Top tips: How to keep college costs down

From scholarships to weekly budgets, the following will help lower student fees

The cost of college can come as a shock to parents and students  but there are ways to save money. Photograph: iStock

The cost of college can come as a shock to parents and students but there are ways to save money. Photograph: iStock

 

1: Look out for scholarships. There’s a useful list of scholarships available to undergraduate students at careersportal.ie/scholarships.

2: Elsewhere in today’s supplement, we look at how students attending schools in disadvantaged areas are eligible for additional supports through the Higher Education Access Route scheme (Hear).

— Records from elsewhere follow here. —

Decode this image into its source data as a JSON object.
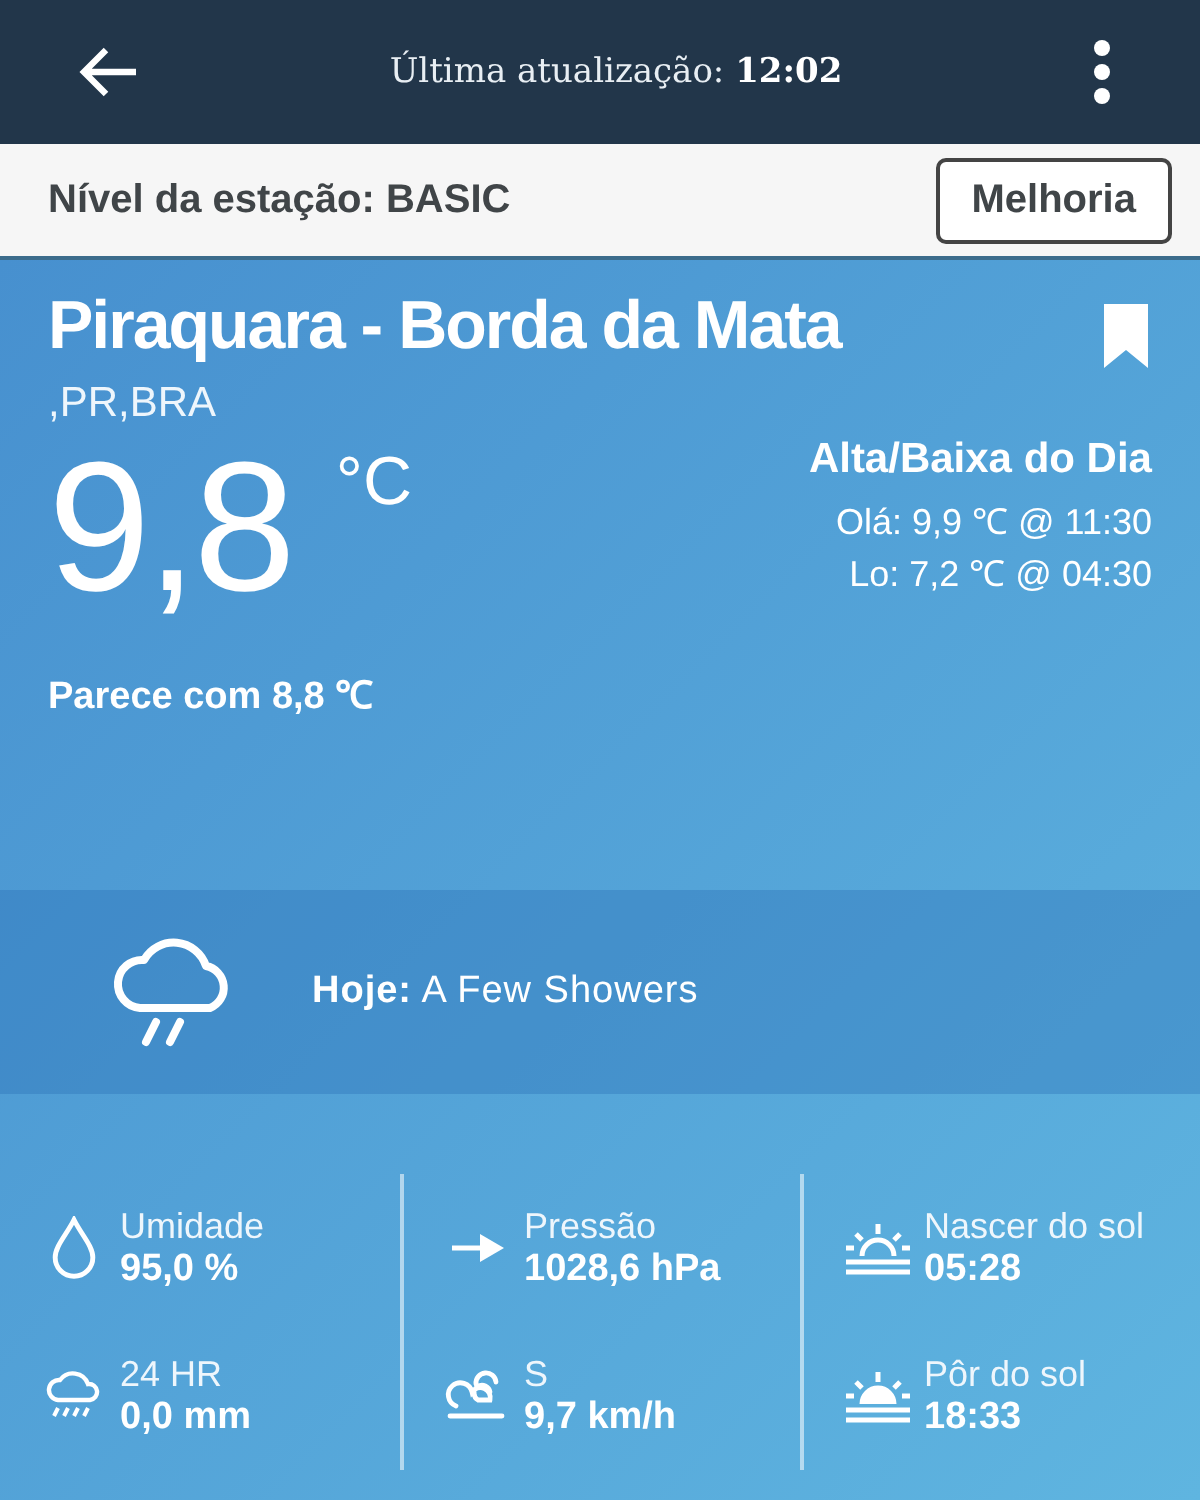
{
  "top_bar": {
    "label": "Última atualização:",
    "time": "12:02"
  },
  "station": {
    "level_text": "Nível da estação: BASIC",
    "upgrade_button": "Melhoria"
  },
  "location": {
    "name": "Piraquara - Borda da Mata",
    "region": ",PR,BRA",
    "bookmarked": true
  },
  "current": {
    "temperature": "9,8",
    "unit": "°C",
    "feels_like": "Parece com 8,8 ℃"
  },
  "high_low": {
    "title": "Alta/Baixa do Dia",
    "high": "Olá: 9,9 ℃ @ 11:30",
    "low": "Lo: 7,2 ℃ @ 04:30"
  },
  "forecast": {
    "label": "Hoje:",
    "text": "A Few Showers"
  },
  "stats": [
    {
      "kind": "drop",
      "label": "Umidade",
      "value": "95,0 %"
    },
    {
      "kind": "arrow",
      "label": "Pressão",
      "value": "1028,6 hPa"
    },
    {
      "kind": "sunrise",
      "label": "Nascer do sol",
      "value": "05:28"
    },
    {
      "kind": "rain",
      "label": "24 HR",
      "value": "0,0 mm"
    },
    {
      "kind": "wind",
      "label": "S",
      "value": "9,7 km/h"
    },
    {
      "kind": "sunset",
      "label": "Pôr do sol",
      "value": "18:33"
    }
  ]
}
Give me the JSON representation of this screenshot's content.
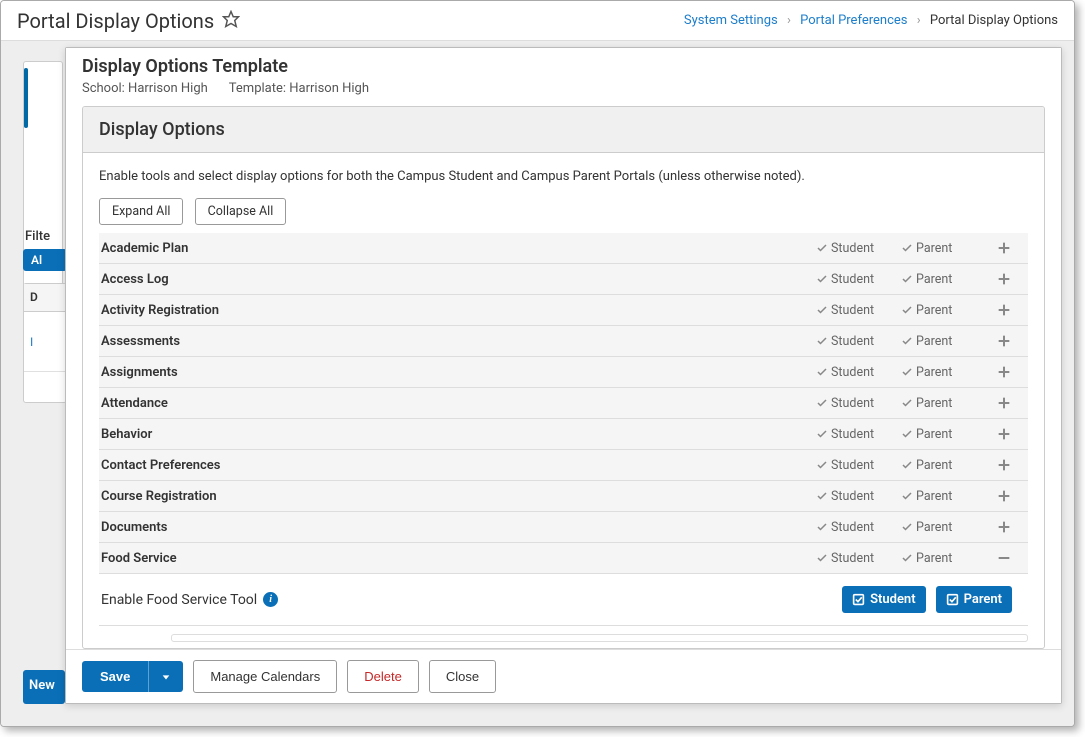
{
  "header": {
    "title": "Portal Display Options"
  },
  "breadcrumb": {
    "items": [
      {
        "label": "System Settings",
        "link": true
      },
      {
        "label": "Portal Preferences",
        "link": true
      },
      {
        "label": "Portal Display Options",
        "link": false
      }
    ]
  },
  "sidebar_bg": {
    "filter_label": "Filte",
    "pill": "Al",
    "col_header": "D",
    "row_value": "I",
    "new_btn": "New"
  },
  "modal": {
    "title": "Display Options Template",
    "school_label": "School: Harrison High",
    "template_label": "Template: Harrison High"
  },
  "card": {
    "title": "Display Options",
    "intro": "Enable tools and select display options for both the Campus Student and Campus Parent Portals (unless otherwise noted).",
    "expand_all": "Expand All",
    "collapse_all": "Collapse All"
  },
  "roles": {
    "student": "Student",
    "parent": "Parent"
  },
  "options": [
    {
      "label": "Academic Plan",
      "expanded": false
    },
    {
      "label": "Access Log",
      "expanded": false
    },
    {
      "label": "Activity Registration",
      "expanded": false
    },
    {
      "label": "Assessments",
      "expanded": false
    },
    {
      "label": "Assignments",
      "expanded": false
    },
    {
      "label": "Attendance",
      "expanded": false
    },
    {
      "label": "Behavior",
      "expanded": false
    },
    {
      "label": "Contact Preferences",
      "expanded": false
    },
    {
      "label": "Course Registration",
      "expanded": false
    },
    {
      "label": "Documents",
      "expanded": false
    },
    {
      "label": "Food Service",
      "expanded": true
    }
  ],
  "expanded_sub": {
    "label": "Enable Food Service Tool",
    "student_toggle": "Student",
    "parent_toggle": "Parent"
  },
  "footer": {
    "save": "Save",
    "manage_calendars": "Manage Calendars",
    "delete": "Delete",
    "close": "Close"
  }
}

3: If you’re 18 or under, don’t go for the student travel card – you’re still eligible for the child Leap Card until you turn 19 and this can be a significant saver, says Jennifer Farrell, head of student administration at TU Dublin. Cycling can also be a good way of getting in exercise and saving money on transport costs.

4: Ruth Killeen of Maynooth University says that it’s important for students to budget a plan for what they expect to spend. “Track what you are spending, review the plan and see how it needs to be amended. If the student is relying on parental support I recommend open, planned conversations started by the student to address the facts of their needs.”

5: Almost all colleges now have free medical and mental health services, so students can save money on GP and counselling fees.

6: Students are always advised to “shop around” for the best value on groceries but traipsing from shop to shop for the best value is a luxury that only people with cars and time can afford. But if you can make it to a Lidl or Aldi, you’ll find good value on fruit, vegetables and other basics. Dealz is good for the cut-price non-perishables. Takeaway coffees are among the little pleasures that make adulting worthwhile but they’re hard to sustain on a budget, so try and make your tea or coffee at home and bring it in a flask.

7: Get your books second-hand, on a loan scheme or, if you have a print disability which inhibits your ability to read, check out bookshare.ie, a new and free initiative from the National Council for the Blind of Ireland, supported by the Department of Education.

8: Students – or their parents who paid the fees – may be entitled to tax back on fees. Google search “claiming tax back on student fees Ireland” and follow the link on revenue.ie for more information.